▸ Task: Could you print the full listing below, keeping each line identical?

▸ Records for this exercise:
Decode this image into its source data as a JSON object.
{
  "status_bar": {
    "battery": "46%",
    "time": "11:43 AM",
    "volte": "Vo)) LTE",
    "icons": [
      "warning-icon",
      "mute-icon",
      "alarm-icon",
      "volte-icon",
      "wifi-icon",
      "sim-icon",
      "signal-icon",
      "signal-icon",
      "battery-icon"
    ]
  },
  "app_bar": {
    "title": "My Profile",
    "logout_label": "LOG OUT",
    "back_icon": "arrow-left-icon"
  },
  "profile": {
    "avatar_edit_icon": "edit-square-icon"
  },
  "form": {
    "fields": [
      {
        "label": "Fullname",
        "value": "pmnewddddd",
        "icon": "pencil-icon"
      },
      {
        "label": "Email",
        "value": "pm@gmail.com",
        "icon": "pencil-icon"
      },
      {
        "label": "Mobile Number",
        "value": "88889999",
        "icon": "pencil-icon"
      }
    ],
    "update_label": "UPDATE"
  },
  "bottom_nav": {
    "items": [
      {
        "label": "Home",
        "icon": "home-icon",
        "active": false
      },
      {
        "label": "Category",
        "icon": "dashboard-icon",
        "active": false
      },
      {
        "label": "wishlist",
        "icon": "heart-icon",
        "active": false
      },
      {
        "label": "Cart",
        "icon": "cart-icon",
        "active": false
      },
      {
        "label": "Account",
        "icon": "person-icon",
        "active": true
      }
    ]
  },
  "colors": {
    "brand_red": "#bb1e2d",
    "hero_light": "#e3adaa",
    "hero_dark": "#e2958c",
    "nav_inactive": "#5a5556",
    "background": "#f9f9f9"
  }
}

▸ Exercise output:
Decode this image into its source data as a JSON object.
{
  "status_bar": {
    "battery": "46%",
    "time": "11:43 AM",
    "volte": "Vo)) LTE",
    "icons": [
      "warning-icon",
      "mute-icon",
      "alarm-icon",
      "volte-icon",
      "wifi-icon",
      "sim-icon",
      "signal-icon",
      "signal-icon",
      "battery-icon"
    ]
  },
  "app_bar": {
    "title": "My Profile",
    "logout_label": "LOG OUT",
    "back_icon": "arrow-left-icon"
  },
  "profile": {
    "avatar_edit_icon": "edit-square-icon"
  },
  "form": {
    "fields": [
      {
        "label": "Fullname",
        "value": "pmnewddddd",
        "icon": "pencil-icon"
      },
      {
        "label": "Email",
        "value": "pm@gmail.com",
        "icon": "pencil-icon"
      },
      {
        "label": "Mobile Number",
        "value": "88889999",
        "icon": "pencil-icon"
      }
    ],
    "update_label": "UPDATE"
  },
  "bottom_nav": {
    "items": [
      {
        "label": "Home",
        "icon": "home-icon",
        "active": false
      },
      {
        "label": "Category",
        "icon": "dashboard-icon",
        "active": false
      },
      {
        "label": "wishlist",
        "icon": "heart-icon",
        "active": false
      },
      {
        "label": "Cart",
        "icon": "cart-icon",
        "active": false
      },
      {
        "label": "Account",
        "icon": "person-icon",
        "active": true
      }
    ]
  },
  "colors": {
    "brand_red": "#bb1e2d",
    "hero_light": "#e3adaa",
    "hero_dark": "#e2958c",
    "nav_inactive": "#5a5556",
    "background": "#f9f9f9"
  }
}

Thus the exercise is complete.